Game 4 @1:15pm: Upper Arlington Jones vs Reynoldsburg (Waggoner)
Game 5 @ 2:00pm: Wellington vs Reynoldsburg (Baldwin)
Game 6 @2:45pm: Pickerington Ridgeview (Girl’s) vs All-Saints Academy
Game 7 @3:30pm: Pickerington Ridgeview (Boy’s) vs Columbus Berwick
Game 8 @ 4:15pm: Columbus City Arts Impact vs Hilliard Weaver
Game 9 @ 5:00pm: Grandview Heights vs Columbus Boys Preparatory
Game 10 @ 5:45pm: Columbus Woodward Park vs Marysville

Thursday, November 12, 2015

President's Day Tournament Returns

The Buckeye Prep Report will be covering Hoop Source's President's Day event, one of the top middle school tournaments in the nation.  Below is information about the event.  See you there!

February 13-15, 2016
Portland, OR
7 Game Maximum
$379/team (Discounts do apply)
Highly Rated Gym Facilities
7U-14U (We will not adopt current AAU Rules) Exceptions will be allowed
This Tournament will be covered by SLAM & our Partners
National Rankings Impact
Rankings committee in attendance
This tournament has an involvement from leadership, who have produced over 42 NBA Lottery Picks in its strong history
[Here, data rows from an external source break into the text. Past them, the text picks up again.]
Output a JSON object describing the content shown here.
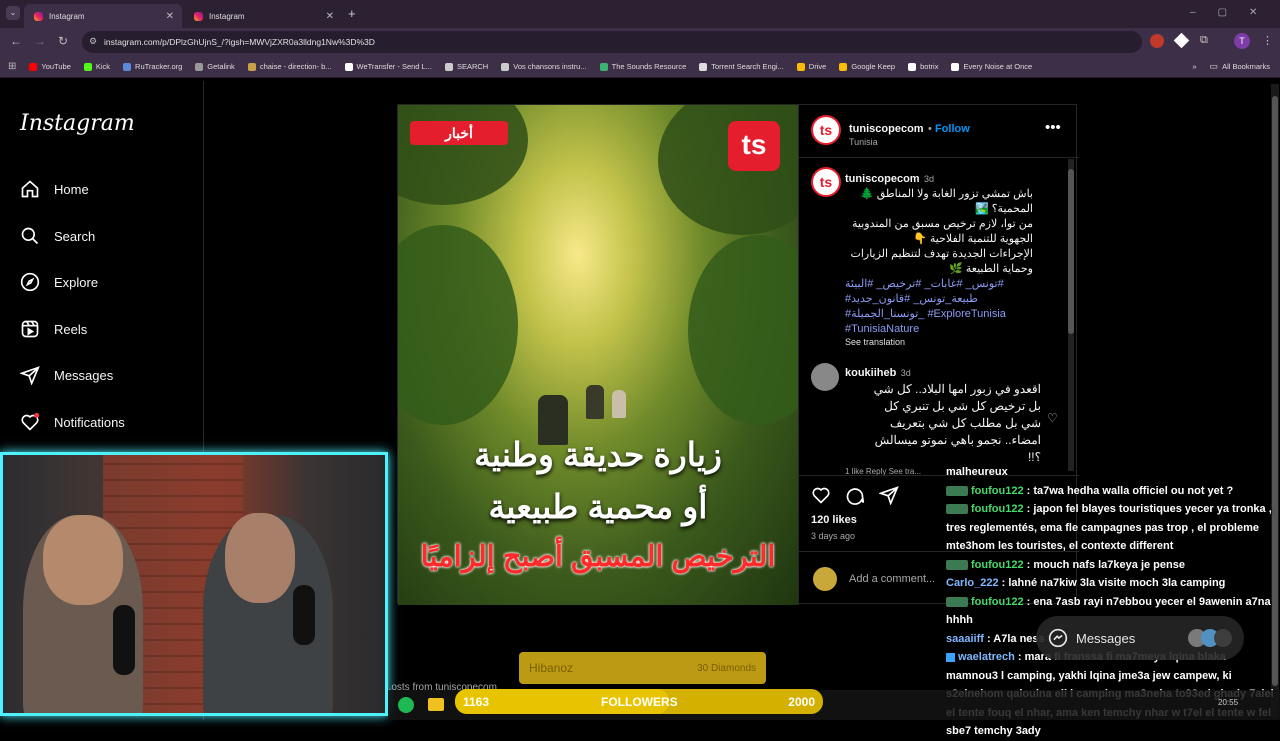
{
  "browser": {
    "tabs": [
      {
        "title": "Instagram"
      },
      {
        "title": "Instagram"
      }
    ],
    "url": "instagram.com/p/DPlzGhUjnS_/?igsh=MWVjZXR0a3lldng1Nw%3D%3D",
    "bookmarks": [
      {
        "label": "YouTube",
        "color": "#ff0000"
      },
      {
        "label": "Kick",
        "color": "#53fc18"
      },
      {
        "label": "RuTracker.org",
        "color": "#5b8bd8"
      },
      {
        "label": "Getalink",
        "color": "#999999"
      },
      {
        "label": "chaise - direction- b...",
        "color": "#c8a04a"
      },
      {
        "label": "WeTransfer - Send L...",
        "color": "#ffffff"
      },
      {
        "label": "SEARCH",
        "color": "#cccccc"
      },
      {
        "label": "Vos chansons instru...",
        "color": "#cccccc"
      },
      {
        "label": "The Sounds Resource",
        "color": "#3cb371"
      },
      {
        "label": "Torrent Search Engi...",
        "color": "#dddddd"
      },
      {
        "label": "Drive",
        "color": "#fbbc04"
      },
      {
        "label": "Google Keep",
        "color": "#fbbc04"
      },
      {
        "label": "botrix",
        "color": "#ffffff"
      },
      {
        "label": "Every Noise at Once",
        "color": "#ffffff"
      }
    ],
    "all_bookmarks": "All Bookmarks"
  },
  "instagram": {
    "logo": "Instagram",
    "nav": [
      {
        "label": "Home",
        "icon": "home-icon"
      },
      {
        "label": "Search",
        "icon": "search-icon"
      },
      {
        "label": "Explore",
        "icon": "compass-icon"
      },
      {
        "label": "Reels",
        "icon": "reels-icon"
      },
      {
        "label": "Messages",
        "icon": "send-icon"
      },
      {
        "label": "Notifications",
        "icon": "heart-icon"
      }
    ],
    "post": {
      "image_badge": "أخبار",
      "image_logo": "ts",
      "image_lines": [
        "زيارة حديقة وطنية",
        "أو محمية طبيعية",
        "الترخيص المسبق أصبح إلزاميًا"
      ],
      "author": "tuniscopecom",
      "follow": "Follow",
      "location": "Tunisia",
      "caption_time": "3d",
      "caption_lines": [
        "باش تمشي تزور الغابة ولا المناطق 🌲",
        "المحمية؟ 🏞️",
        "من توا، لازم ترخيص مسبق من المندوبية",
        "الجهوية للتنمية الفلاحية 👇",
        "الإجراءات الجديدة تهدف لتنظيم الزيارات",
        "وحماية الطبيعة 🌿"
      ],
      "hashtags": [
        "تونس_ #غابات_ #ترخيص_ #البيئة#",
        "#طبيعة_تونس_ #قانون_جديد",
        "#تونسنا_الجميلة_ #ExploreTunisia",
        "#TunisiaNature"
      ],
      "see_translation": "See translation",
      "comment": {
        "user": "koukiiheb",
        "time": "3d",
        "lines": [
          "اقعدو في زبور امها البلاد.. كل شي",
          "بل ترخيص كل شي بل تنبري كل",
          "شي بل مطلب كل شي بتعريف",
          "امضاء.. نجمو باهي نموتو ميسالش",
          "؟!!"
        ],
        "meta": "1 like   Reply   See tra..."
      },
      "likes": "120 likes",
      "posted": "3 days ago",
      "add_comment": "Add a comment..."
    },
    "messages_pill": "Messages",
    "more_posts": "...osts from tuniscopecom"
  },
  "stream": {
    "chat": [
      {
        "user": "",
        "text": "malheureux",
        "badge": ""
      },
      {
        "user": "foufou122",
        "text": " : ta7wa hedha walla officiel ou not yet ?",
        "badge": "g"
      },
      {
        "user": "foufou122",
        "text": " : japon fel blayes touristiques yecer ya tronka , tres reglementés, ema fle campagnes pas trop , el probleme mte3hom les touristes, el contexte different",
        "badge": "g"
      },
      {
        "user": "foufou122",
        "text": " : mouch nafs la7keya je pense",
        "badge": "g"
      },
      {
        "user": "Carlo_222",
        "text": " : lahné na7kiw 3la visite moch 3la camping",
        "badge": ""
      },
      {
        "user": "foufou122",
        "text": " : ena 7asb rayi n7ebbou yecer el 9awenin a7na hhhh",
        "badge": "g"
      },
      {
        "user": "saaaiiff",
        "text": " : A7la ness",
        "badge": ""
      },
      {
        "user": "waelatrech",
        "text": " : mara fi franssa fi ma7meya lqina blaka mamnou3 l camping, yakhi lqina jme3a jew campew, ki s2elnehom qaloulna eli l camping ma3neha to93ed ghady 7alel el tente fouq el nhar, ama ken temchy nhar w t7el el tente w fel sbe7 temchy 3ady",
        "badge": "b"
      }
    ],
    "diamond_user": "Hibanoz",
    "diamond_amount": "30 Diamonds",
    "followers_label": "FOLLOWERS",
    "followers_current": "1163",
    "followers_goal": "2000",
    "clock": "20:55"
  }
}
Wednesday, November 11, 2015

Simpson Signs with Michigan

Xaver Simpson-Michigan Pledge
Today players from across the nation pledged their commitment to colleges and universities with their signatures affixed to National Letters of Intent (NLOI). One such player was Lima’s Xavior Simpson, who committed to the University of Michigan.  Although their have been numerous players who have honed their skills through participation in Buckeye Prep Elite Showcases, we’re not sure any one player had more success or attended more events in their career than did Simpson.  A look though the Buckeye Prep archives reflects that Simpson was selected as a MVP in every elite showcase he attended from about the 5th grade though his high school career. Not only did Simpson excel at an unprecedented level, he did so with class and grace. We at Buckeye Prep are extremely proud of Simpson’s accomplishments and consider him a huge part of the Buckeye Prep Family!

D. Funderburke, S.Towns, M. Moyer, C. Wimston, N Ward, W. Jackson, O Speelman, A. Eichelberger, J. Cumberland

Along with Simpson, we congratulate all of the players in the class of 2016 (there are many) who realized a dream today with their commitments!  As most Ohio basketball fans well know, the class of 2016 was one of the most talented classes in the history of the state, and Buckeye Prep had the opportunity to watch them develop from the time they were in the forth grade. Below are some links to a couple of lists, one of which is a list of some of the top 2016 players who attended our events, a number of whom signed NLOIs, and a list of Buckeye Prep Elite Showcase alumni.  We are extremely proud of our long history of providing a platform for players to receive elite competition and national exposure!